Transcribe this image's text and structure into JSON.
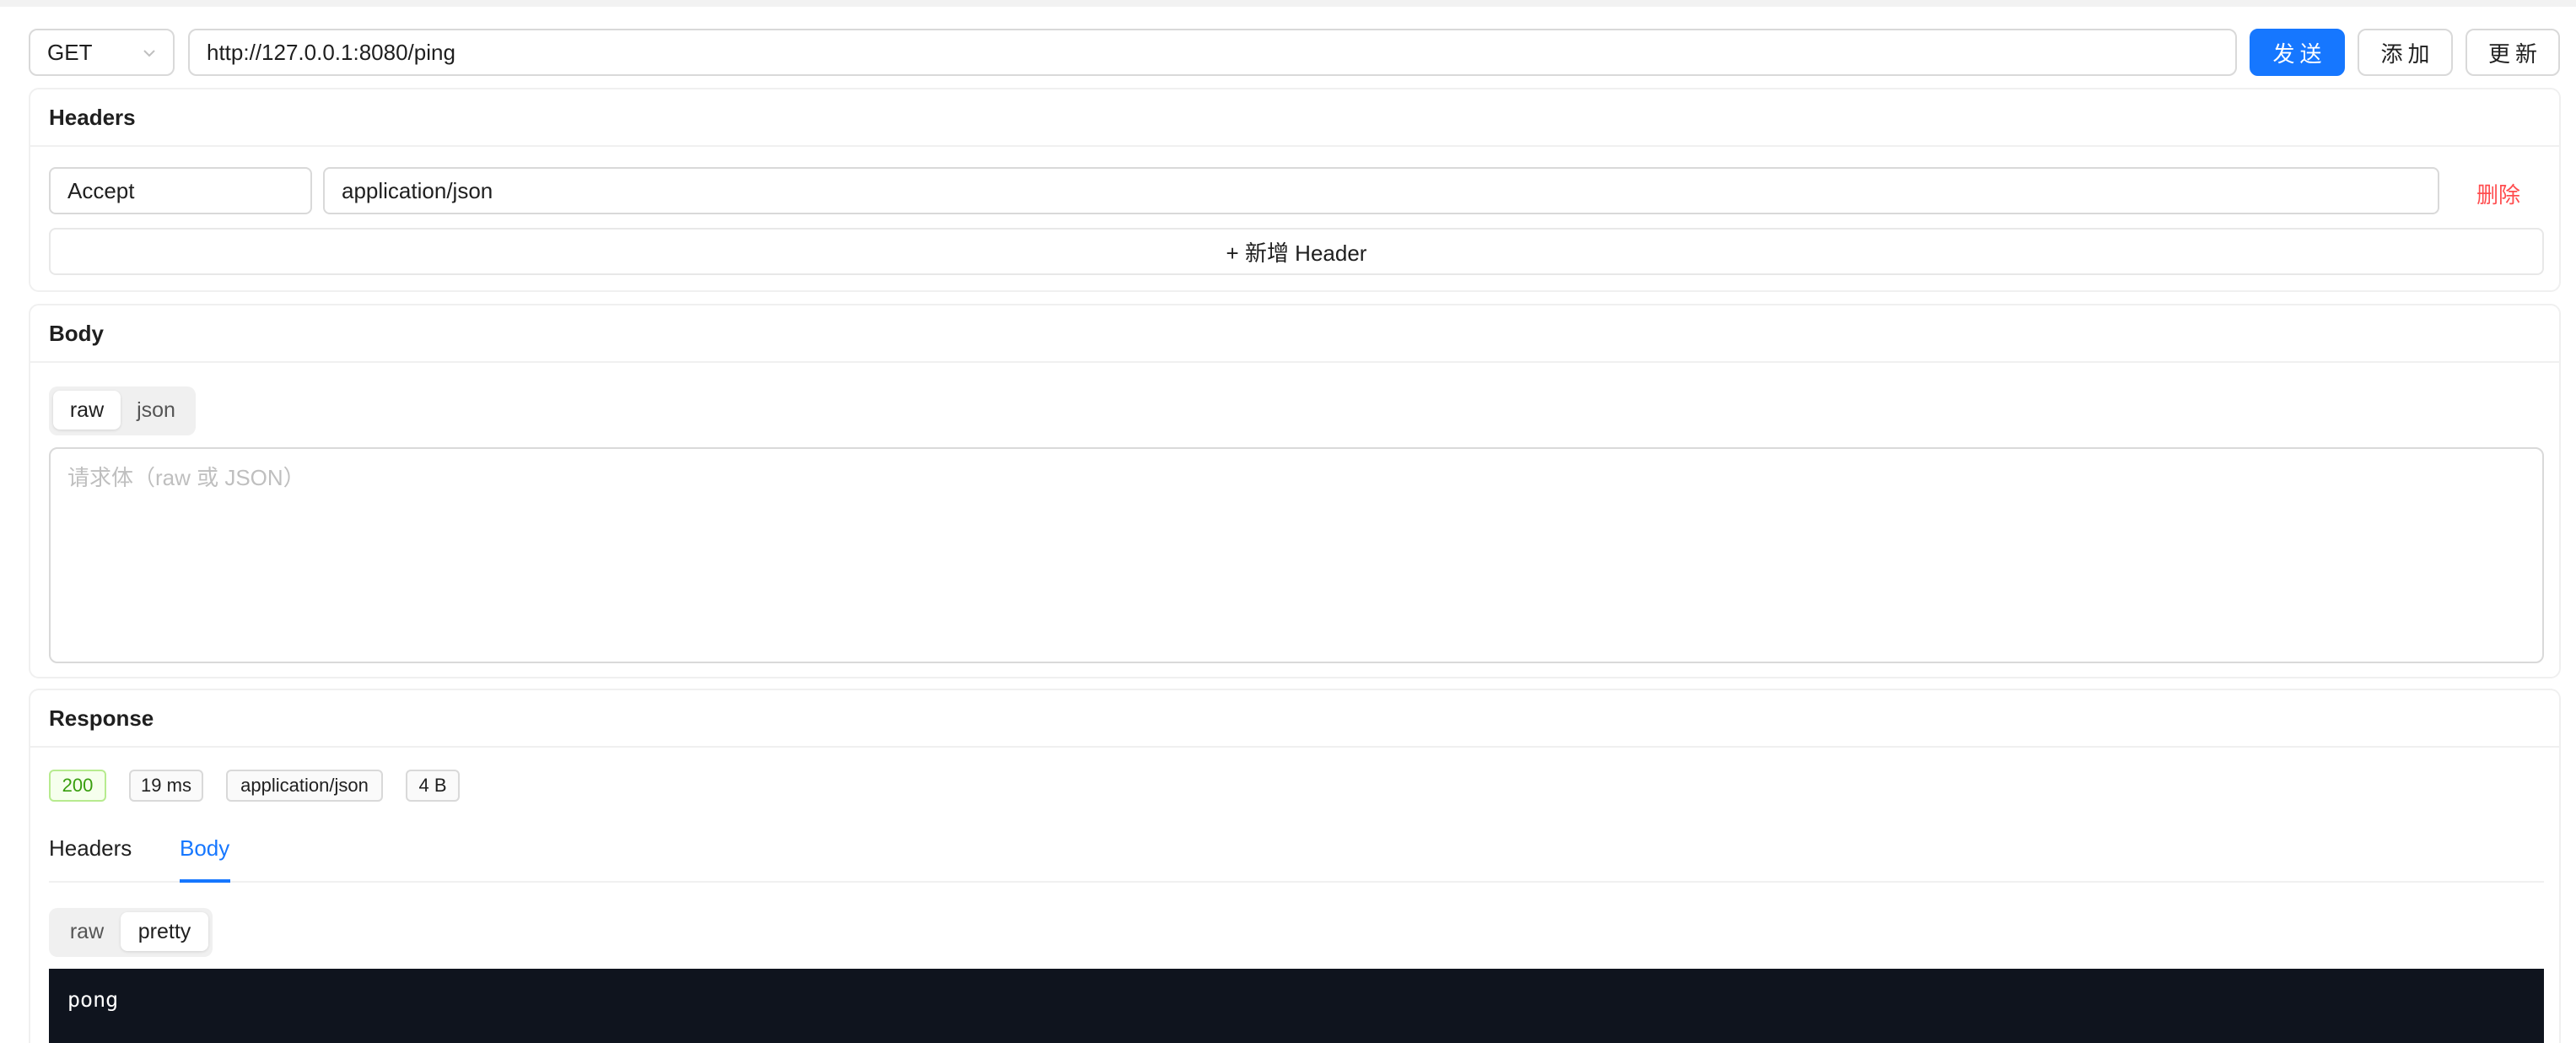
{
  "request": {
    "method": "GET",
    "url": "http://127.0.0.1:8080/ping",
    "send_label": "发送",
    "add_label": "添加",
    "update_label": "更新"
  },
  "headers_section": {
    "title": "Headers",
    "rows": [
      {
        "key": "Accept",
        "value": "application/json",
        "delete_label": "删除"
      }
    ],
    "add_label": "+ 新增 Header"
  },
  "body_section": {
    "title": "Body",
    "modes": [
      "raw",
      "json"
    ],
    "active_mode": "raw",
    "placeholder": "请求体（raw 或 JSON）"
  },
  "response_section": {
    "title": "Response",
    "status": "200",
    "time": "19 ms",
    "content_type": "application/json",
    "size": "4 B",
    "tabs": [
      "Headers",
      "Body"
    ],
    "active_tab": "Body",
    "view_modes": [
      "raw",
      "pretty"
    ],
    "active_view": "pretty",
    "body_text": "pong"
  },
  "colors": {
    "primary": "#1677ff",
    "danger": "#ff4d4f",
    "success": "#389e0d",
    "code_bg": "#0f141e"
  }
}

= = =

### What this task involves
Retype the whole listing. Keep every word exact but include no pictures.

### Exercise solution
Transcribe this image's text and structure into JSON.
{
  "request": {
    "method": "GET",
    "url": "http://127.0.0.1:8080/ping",
    "send_label": "发送",
    "add_label": "添加",
    "update_label": "更新"
  },
  "headers_section": {
    "title": "Headers",
    "rows": [
      {
        "key": "Accept",
        "value": "application/json",
        "delete_label": "删除"
      }
    ],
    "add_label": "+ 新增 Header"
  },
  "body_section": {
    "title": "Body",
    "modes": [
      "raw",
      "json"
    ],
    "active_mode": "raw",
    "placeholder": "请求体（raw 或 JSON）"
  },
  "response_section": {
    "title": "Response",
    "status": "200",
    "time": "19 ms",
    "content_type": "application/json",
    "size": "4 B",
    "tabs": [
      "Headers",
      "Body"
    ],
    "active_tab": "Body",
    "view_modes": [
      "raw",
      "pretty"
    ],
    "active_view": "pretty",
    "body_text": "pong"
  },
  "colors": {
    "primary": "#1677ff",
    "danger": "#ff4d4f",
    "success": "#389e0d",
    "code_bg": "#0f141e"
  }
}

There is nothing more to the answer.